I don’t use any wire in sculptures or figurines as a wire going through a whole ceramic piece would probably cause it to break – mainly because of tension and differences in thermal expansion of the materials.
Is the material real porcelain or polymer clay / cold porcelain ?
No, It’s real porcelain, like the one used for china, diner ware, mugs etc. Ceramics, porcelain in particular, has been used for a very long time both for serving and preserving food and for decorative purposes. Polymer clay on the other hand is made of plastic – PVC and phtalates – and I don’t want to use it.
What kind of gold paint do you use for clay jewelry making ?
I use a gold luster from Duncan. This material is red when unfired and gold when fired at a cone 020 to 018. It requires a bit of extra work as the fumes are super strong and I get to wear a fancy respiratory protection. It also requires dedicated brushes, paint thinner to clean them, and all of this is to be disposed of properly after use.
It’s real 22k gold after firing because of chemical reactions and magic. It’s kind of expensive too !
The duncan gold luster firing temperature is cone 020 to 018 – this is between 636°C and 734°C, or 1176°F and 1353°F. Duncan gold is now owned by Mayco, the product is the exact same. I usually set my kiln to 668°C.
This exists as white gold too, the firing range is the same.

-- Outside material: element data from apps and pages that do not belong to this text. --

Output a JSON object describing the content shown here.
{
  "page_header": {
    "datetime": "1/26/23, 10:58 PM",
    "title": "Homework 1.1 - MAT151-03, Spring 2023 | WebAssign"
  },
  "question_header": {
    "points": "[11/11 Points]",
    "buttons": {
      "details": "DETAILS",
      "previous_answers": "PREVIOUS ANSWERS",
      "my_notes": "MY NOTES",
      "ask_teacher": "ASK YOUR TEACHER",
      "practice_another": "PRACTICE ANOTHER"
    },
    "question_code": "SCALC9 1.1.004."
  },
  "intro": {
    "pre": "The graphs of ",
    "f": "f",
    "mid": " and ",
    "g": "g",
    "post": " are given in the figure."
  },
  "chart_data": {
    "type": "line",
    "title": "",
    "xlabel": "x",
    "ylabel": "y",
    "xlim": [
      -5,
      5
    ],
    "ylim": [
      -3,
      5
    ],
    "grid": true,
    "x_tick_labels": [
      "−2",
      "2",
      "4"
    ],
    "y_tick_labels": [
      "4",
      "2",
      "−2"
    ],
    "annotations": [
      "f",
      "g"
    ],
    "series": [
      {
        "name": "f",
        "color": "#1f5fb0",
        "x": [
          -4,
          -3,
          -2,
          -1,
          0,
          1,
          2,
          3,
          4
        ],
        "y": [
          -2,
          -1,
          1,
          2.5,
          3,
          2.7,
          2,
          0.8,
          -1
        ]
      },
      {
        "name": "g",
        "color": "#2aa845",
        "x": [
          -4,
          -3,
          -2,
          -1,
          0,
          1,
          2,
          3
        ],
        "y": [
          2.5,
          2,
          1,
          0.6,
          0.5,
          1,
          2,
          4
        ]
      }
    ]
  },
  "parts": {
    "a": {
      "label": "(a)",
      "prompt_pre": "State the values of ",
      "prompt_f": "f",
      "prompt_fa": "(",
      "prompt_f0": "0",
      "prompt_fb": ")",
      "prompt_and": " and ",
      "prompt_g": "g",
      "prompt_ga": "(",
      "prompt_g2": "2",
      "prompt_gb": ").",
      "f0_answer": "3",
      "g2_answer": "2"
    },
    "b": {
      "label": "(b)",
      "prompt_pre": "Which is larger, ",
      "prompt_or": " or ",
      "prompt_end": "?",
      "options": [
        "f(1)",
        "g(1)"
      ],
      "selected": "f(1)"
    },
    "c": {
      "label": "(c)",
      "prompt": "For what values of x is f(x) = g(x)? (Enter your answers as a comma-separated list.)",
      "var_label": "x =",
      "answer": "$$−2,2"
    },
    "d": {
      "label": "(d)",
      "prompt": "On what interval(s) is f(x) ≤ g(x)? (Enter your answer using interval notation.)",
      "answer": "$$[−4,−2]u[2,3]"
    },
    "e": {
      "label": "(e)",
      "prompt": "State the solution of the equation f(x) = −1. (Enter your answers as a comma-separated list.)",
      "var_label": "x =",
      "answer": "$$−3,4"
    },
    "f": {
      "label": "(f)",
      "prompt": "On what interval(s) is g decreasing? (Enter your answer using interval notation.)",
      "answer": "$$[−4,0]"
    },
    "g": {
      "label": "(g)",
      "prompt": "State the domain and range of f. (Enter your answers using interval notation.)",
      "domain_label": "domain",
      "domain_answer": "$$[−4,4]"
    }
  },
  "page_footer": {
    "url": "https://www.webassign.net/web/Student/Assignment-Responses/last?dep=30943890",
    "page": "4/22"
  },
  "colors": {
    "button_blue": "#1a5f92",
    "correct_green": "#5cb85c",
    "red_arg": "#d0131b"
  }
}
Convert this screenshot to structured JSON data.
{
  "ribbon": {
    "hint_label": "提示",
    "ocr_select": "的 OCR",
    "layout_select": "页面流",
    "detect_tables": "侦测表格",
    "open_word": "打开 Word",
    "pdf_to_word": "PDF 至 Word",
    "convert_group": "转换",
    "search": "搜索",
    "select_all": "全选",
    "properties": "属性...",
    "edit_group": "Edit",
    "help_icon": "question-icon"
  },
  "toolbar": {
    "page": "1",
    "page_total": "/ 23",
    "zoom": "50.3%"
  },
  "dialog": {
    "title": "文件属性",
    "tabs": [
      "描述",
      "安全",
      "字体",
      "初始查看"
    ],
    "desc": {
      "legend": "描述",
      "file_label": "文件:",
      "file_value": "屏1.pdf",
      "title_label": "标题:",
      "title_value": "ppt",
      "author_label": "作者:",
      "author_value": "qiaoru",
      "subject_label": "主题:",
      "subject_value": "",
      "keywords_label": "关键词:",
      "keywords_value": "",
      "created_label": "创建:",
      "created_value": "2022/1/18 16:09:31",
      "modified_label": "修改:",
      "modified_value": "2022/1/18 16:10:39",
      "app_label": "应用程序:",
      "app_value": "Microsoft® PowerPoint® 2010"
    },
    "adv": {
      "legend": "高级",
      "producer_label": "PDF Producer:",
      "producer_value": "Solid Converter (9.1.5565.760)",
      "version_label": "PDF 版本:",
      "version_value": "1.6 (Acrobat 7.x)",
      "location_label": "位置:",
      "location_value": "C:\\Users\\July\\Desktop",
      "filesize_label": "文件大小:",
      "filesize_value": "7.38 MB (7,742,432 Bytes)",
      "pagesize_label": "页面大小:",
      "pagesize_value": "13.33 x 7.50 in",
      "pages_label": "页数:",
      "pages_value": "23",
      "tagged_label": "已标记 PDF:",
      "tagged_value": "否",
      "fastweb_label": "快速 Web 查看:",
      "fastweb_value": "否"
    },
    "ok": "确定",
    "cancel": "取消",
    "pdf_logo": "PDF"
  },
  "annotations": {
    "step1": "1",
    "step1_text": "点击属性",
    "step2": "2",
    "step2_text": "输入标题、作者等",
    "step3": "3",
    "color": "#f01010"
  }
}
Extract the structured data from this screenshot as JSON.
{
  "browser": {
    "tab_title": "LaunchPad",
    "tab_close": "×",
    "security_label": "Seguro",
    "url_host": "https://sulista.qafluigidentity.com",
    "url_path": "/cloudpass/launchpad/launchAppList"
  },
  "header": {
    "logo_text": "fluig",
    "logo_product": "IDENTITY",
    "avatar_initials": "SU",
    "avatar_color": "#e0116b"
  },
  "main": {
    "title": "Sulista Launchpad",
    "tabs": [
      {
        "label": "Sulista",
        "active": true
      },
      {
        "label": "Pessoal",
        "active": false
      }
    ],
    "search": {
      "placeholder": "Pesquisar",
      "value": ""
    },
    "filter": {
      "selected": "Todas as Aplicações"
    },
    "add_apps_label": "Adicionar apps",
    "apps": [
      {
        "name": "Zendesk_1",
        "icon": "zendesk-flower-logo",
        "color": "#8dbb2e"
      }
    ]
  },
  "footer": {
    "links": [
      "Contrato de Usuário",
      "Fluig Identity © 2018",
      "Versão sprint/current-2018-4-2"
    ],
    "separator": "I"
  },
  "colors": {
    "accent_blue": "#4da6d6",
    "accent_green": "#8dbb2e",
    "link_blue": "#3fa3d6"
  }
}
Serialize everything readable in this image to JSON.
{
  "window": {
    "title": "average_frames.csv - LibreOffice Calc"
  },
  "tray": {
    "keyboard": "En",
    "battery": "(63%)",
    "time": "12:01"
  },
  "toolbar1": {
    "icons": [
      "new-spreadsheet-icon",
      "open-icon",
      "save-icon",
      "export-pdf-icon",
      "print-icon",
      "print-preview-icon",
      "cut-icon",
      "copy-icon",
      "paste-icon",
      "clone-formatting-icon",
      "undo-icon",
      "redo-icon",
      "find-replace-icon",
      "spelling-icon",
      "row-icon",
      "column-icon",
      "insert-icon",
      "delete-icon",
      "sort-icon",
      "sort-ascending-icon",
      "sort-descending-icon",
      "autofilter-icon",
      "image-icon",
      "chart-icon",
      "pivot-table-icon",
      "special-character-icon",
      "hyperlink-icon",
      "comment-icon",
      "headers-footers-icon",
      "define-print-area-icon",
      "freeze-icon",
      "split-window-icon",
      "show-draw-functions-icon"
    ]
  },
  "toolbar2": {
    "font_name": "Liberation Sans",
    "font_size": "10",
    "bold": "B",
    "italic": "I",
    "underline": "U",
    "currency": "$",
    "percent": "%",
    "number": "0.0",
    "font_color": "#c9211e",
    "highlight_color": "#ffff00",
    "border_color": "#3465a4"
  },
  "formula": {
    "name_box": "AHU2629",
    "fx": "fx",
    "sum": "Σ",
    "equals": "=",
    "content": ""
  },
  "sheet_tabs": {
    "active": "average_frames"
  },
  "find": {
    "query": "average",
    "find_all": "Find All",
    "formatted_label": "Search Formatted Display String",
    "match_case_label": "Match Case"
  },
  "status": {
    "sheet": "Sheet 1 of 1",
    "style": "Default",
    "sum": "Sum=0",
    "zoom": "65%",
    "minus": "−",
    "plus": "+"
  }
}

Do you fire the gold or is it another kind of paint ?
The ceramic jewelry making process sometimes involves lusters. The gold luster is fired at around 668°C, as well as the mother of pearl and white gold.
What kind of varnish do you use to make your sculptures shiny ?
I don’t use a varnish as a part of the ceramic jewelry making process, it’s a clear glaze. The glaze is a powdery material suspended in water. I either brush on or dip my bisque fired jewelry pieces into the liquid glaze. It forms a thick coating that dries almost instantly. When fired at cone 6 (1200°C) it becomes vitrified and fuses to the clay body. This creates the shiny effect : it’s basically a coat of glass on the pendant or figurine.
Glazing Ceramic Beads
I use a bead firing stand, or bead rack in order to fire fully glazed ceramic pieces. It’s made specifically for this use. When I was learning this craft I also made pendant stands out of ceramics but they take more space in the kiln and have a shorter life. Bead racks come either with metallic rods or ceramic rods. The metallic rods are stronger but they will bend under a heavy load. The ceramic rods are heavier, larger and will hold until cone 6 usually, not further.
Ceramic jewelry making will require more kiln furniture than standard pottery. There are other options available that you will be able to explore with your local pottery shop.
What is the best ceramic clay for jewelry ?
I use two brands of clay to make my ceramic pendants, both are from Canada : Plainsman and PSH (Pottery Supply House). They make lovely materials. You can sue stoneware or porcelain, both will work out fine. You need a clay that’s plastic enough and which smotthes out nicely. Avoid clays with grog or speckles that will be harder to sculpt at such a small scale.
I think that’s it for now ! Anymore questions about ceramic jewelry making? I have a FAQ that’s pretty full of informations, and the rest of the blog is also packed with answers, like should you be selling on etsy or sculpting clay animals. You can ask me anything on social media or by e-mail 🙂